* [Assignment]: Which lines have the string "type"? Copy all of them from the entries below.

* [Data supplied]:
—————
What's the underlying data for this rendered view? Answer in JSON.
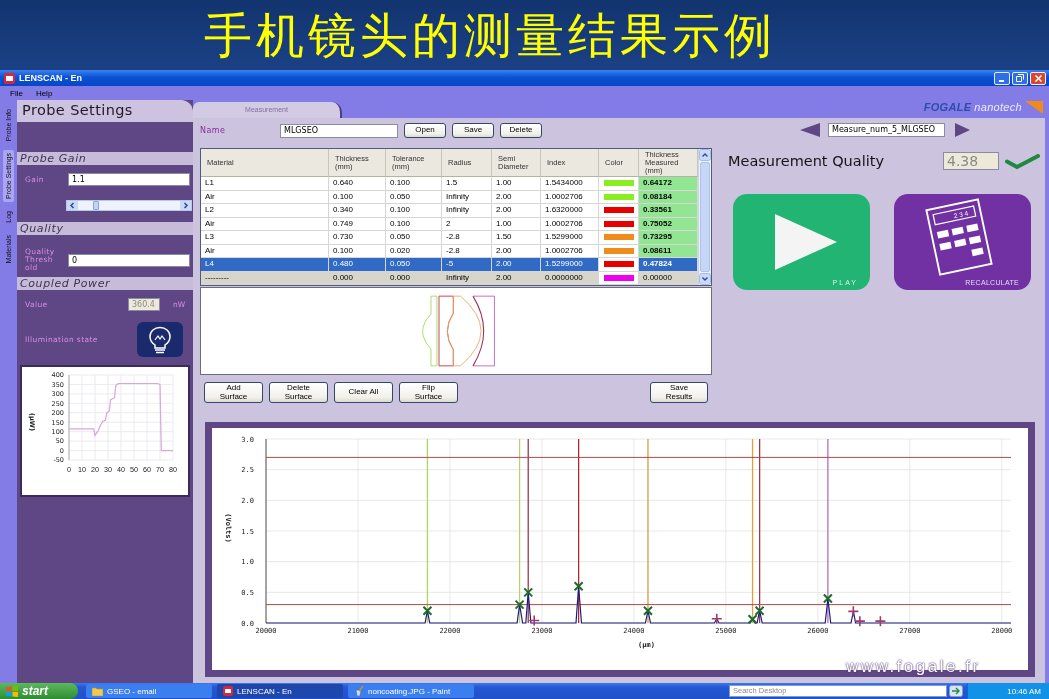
{
  "slide": {
    "title": "手机镜头的测量结果示例",
    "footer_url": "www.fogale.fr"
  },
  "window": {
    "title": "LENSCAN - En"
  },
  "menu": [
    "File",
    "Help"
  ],
  "side_tabs": [
    {
      "label": "Probe Info",
      "selected": false
    },
    {
      "label": "Probe Settings",
      "selected": true
    },
    {
      "label": "Log",
      "selected": false
    },
    {
      "label": "Materials",
      "selected": false
    }
  ],
  "probe_panel": {
    "title": "Probe Settings",
    "probe_gain": {
      "title": "Probe Gain",
      "label": "Gain",
      "value": "1.1",
      "disabled": false,
      "slider": {
        "level": 0.16
      }
    },
    "quality": {
      "title": "Quality",
      "label": "Quality\nThresh\nold",
      "value": "0",
      "disabled": false
    },
    "coupled_power": {
      "title": "Coupled Power",
      "label": "Value",
      "value": "360.4",
      "disabled": true,
      "unit": "nW",
      "illumination_label": "Illumination state",
      "chart_data": {
        "type": "line",
        "ylabel": "(µW)",
        "grid": true,
        "xlim": [
          0,
          80
        ],
        "ylim": [
          -50,
          400
        ],
        "xticks": [
          0,
          10,
          20,
          30,
          40,
          50,
          60,
          70,
          80
        ],
        "yticks": [
          -50,
          0,
          50,
          100,
          150,
          200,
          250,
          300,
          350,
          400
        ],
        "x": [
          0,
          19,
          20,
          22,
          24,
          26,
          28,
          29,
          31,
          32,
          35,
          36,
          38,
          68,
          70,
          70.5,
          71,
          80
        ],
        "series": [
          {
            "color": "#d6a6dc",
            "values": [
              115,
              115,
              80,
              100,
              130,
              155,
              160,
              200,
              210,
              270,
              280,
              345,
              355,
              355,
              350,
              180,
              0,
              0
            ]
          }
        ]
      }
    }
  },
  "logo": {
    "brand": "FOGALE",
    "suffix": "nanotech"
  },
  "measurement": {
    "tab": {
      "label": "Measurement",
      "selected": true
    },
    "name_label": "Name",
    "name_value": "MLGSEO",
    "file_buttons": [
      "Open",
      "Save",
      "Delete"
    ],
    "table": {
      "columns": [
        "Material",
        "Thickness\n(mm)",
        "Tolerance\n(mm)",
        "Radius",
        "Semi\nDiameter",
        "Index",
        "Color",
        "Thickness\nMeasured\n(mm)"
      ],
      "rows": [
        {
          "kind": "layer",
          "selected": false,
          "cells": [
            "L1",
            "0.640",
            "0.100",
            "1.5",
            "1.00",
            "1.5434000"
          ],
          "color": "#88ee22",
          "measured": "0.64172"
        },
        {
          "kind": "layer",
          "selected": false,
          "cells": [
            "Air",
            "0.100",
            "0.050",
            "Infinity",
            "2.00",
            "1.0002706"
          ],
          "color": "#88ee22",
          "measured": "0.08184"
        },
        {
          "kind": "layer",
          "selected": false,
          "cells": [
            "L2",
            "0.340",
            "0.100",
            "Infinity",
            "2.00",
            "1.6320000"
          ],
          "color": "#e80000",
          "measured": "0.33561"
        },
        {
          "kind": "layer",
          "selected": false,
          "cells": [
            "Air",
            "0.749",
            "0.100",
            "2",
            "1.00",
            "1.0002706"
          ],
          "color": "#e80000",
          "measured": "0.75052"
        },
        {
          "kind": "layer",
          "selected": false,
          "cells": [
            "L3",
            "0.730",
            "0.050",
            "-2.8",
            "1.50",
            "1.5299000"
          ],
          "color": "#f08c1c",
          "measured": "0.73295"
        },
        {
          "kind": "layer",
          "selected": false,
          "cells": [
            "Air",
            "0.100",
            "0.020",
            "-2.8",
            "2.00",
            "1.0002706"
          ],
          "color": "#f08c1c",
          "measured": "0.08611"
        },
        {
          "kind": "layer",
          "selected": true,
          "cells": [
            "L4",
            "0.480",
            "0.050",
            "-5",
            "2.00",
            "1.5299000"
          ],
          "color": "#e80000",
          "measured": "0.47824"
        },
        {
          "kind": "placeholder",
          "selected": false,
          "cells": [
            "---------",
            "0.000",
            "0.000",
            "Infinity",
            "2.00",
            "0.0000000"
          ],
          "color": "#ee00ee",
          "measured": "0.00000"
        }
      ]
    },
    "surface_buttons": [
      "Add Surface",
      "Delete\nSurface",
      "Clear All",
      "Flip Surface"
    ],
    "save_button": "Save\nResults"
  },
  "navigator": {
    "value": "Measure_num_5_MLGSEO"
  },
  "quality_display": {
    "label": "Measurement Quality",
    "value": "4.38",
    "disabled": true,
    "passed": true
  },
  "tiles": [
    {
      "kind": "play",
      "label": "PLAY"
    },
    {
      "kind": "recalculate",
      "label": "RECALCULATE",
      "display": "2 3 4"
    }
  ],
  "spectrum": {
    "chart_data": {
      "type": "line",
      "xlabel": "(µm)",
      "ylabel": "(Volts)",
      "grid": true,
      "xlim": [
        20000,
        28100
      ],
      "ylim": [
        0,
        3
      ],
      "xticks": [
        20000,
        21000,
        22000,
        23000,
        24000,
        25000,
        26000,
        27000,
        28000
      ],
      "yticks": [
        {
          "value": 0,
          "label": "0.0"
        },
        {
          "value": 0.5,
          "label": "0.5"
        },
        {
          "value": 1,
          "label": "1.0"
        },
        {
          "value": 1.5,
          "label": "1.5"
        },
        {
          "value": 2,
          "label": "2.0"
        },
        {
          "value": 2.5,
          "label": "2.5"
        },
        {
          "value": 3,
          "label": "3.0"
        }
      ],
      "x": [
        20000,
        21730,
        21755,
        21780,
        22730,
        22757,
        22790,
        22825,
        22851,
        22880,
        22916,
        23370,
        23399,
        23430,
        24125,
        24153,
        24180,
        24875,
        24901,
        24925,
        25265,
        25290,
        25315,
        25340,
        25367,
        25395,
        26080,
        26109,
        26140,
        26360,
        26386,
        26410,
        26457,
        26680,
        28100
      ],
      "series": [
        {
          "color": "#1c1c7c",
          "values": [
            0,
            0,
            0.2,
            0,
            0,
            0.3,
            0,
            0,
            0.5,
            0,
            0,
            0,
            0.6,
            0,
            0,
            0.2,
            0,
            0,
            0.07,
            0,
            0,
            0.06,
            0,
            0,
            0.2,
            0,
            0,
            0.4,
            0,
            0,
            0.19,
            0,
            0,
            0,
            0
          ]
        },
        {
          "type": "scatter",
          "color": "#1d6b2e",
          "marker": "x",
          "values": [
            null,
            null,
            0.2,
            null,
            null,
            0.3,
            null,
            null,
            0.5,
            null,
            null,
            null,
            0.6,
            null,
            null,
            0.2,
            null,
            null,
            null,
            null,
            null,
            0.06,
            null,
            null,
            0.2,
            null,
            null,
            0.4,
            null,
            null,
            null,
            null,
            null,
            null,
            null
          ]
        },
        {
          "type": "scatter",
          "color": "#a03a6a",
          "marker": "+",
          "values": [
            null,
            null,
            null,
            null,
            null,
            null,
            null,
            null,
            null,
            null,
            0.04,
            null,
            null,
            null,
            null,
            null,
            null,
            null,
            0.07,
            null,
            null,
            null,
            null,
            null,
            null,
            null,
            null,
            null,
            null,
            null,
            0.19,
            null,
            0.03,
            0.03,
            null
          ]
        }
      ],
      "ref_lines": [
        {
          "axis": "x",
          "value": 21755,
          "color": "#a8d860"
        },
        {
          "axis": "x",
          "value": 22757,
          "color": "#b8d070"
        },
        {
          "axis": "x",
          "value": 22851,
          "color": "#a03848"
        },
        {
          "axis": "x",
          "value": 23399,
          "color": "#b02828"
        },
        {
          "axis": "x",
          "value": 24153,
          "color": "#d0a040"
        },
        {
          "axis": "x",
          "value": 25290,
          "color": "#e0a040"
        },
        {
          "axis": "x",
          "value": 25367,
          "color": "#a03848"
        },
        {
          "axis": "x",
          "value": 26109,
          "color": "#b070c0"
        },
        {
          "axis": "y",
          "value": 2.7,
          "color": "#b04848"
        },
        {
          "axis": "y",
          "value": 0.3,
          "color": "#b04848"
        }
      ]
    }
  },
  "taskbar": {
    "start": "start",
    "items": [
      {
        "kind": "folder",
        "label": "GSEO - email",
        "selected": false
      },
      {
        "kind": "app",
        "label": "LENSCAN - En",
        "selected": true
      },
      {
        "kind": "paint",
        "label": "noncoating.JPG - Paint",
        "selected": false
      }
    ],
    "search": {
      "placeholder": "Search Desktop"
    },
    "clock": "10:46 AM"
  }
}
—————
* [Output]:
        "type": "line",
      "type": "line",
          "type": "scatter",
          "type": "scatter",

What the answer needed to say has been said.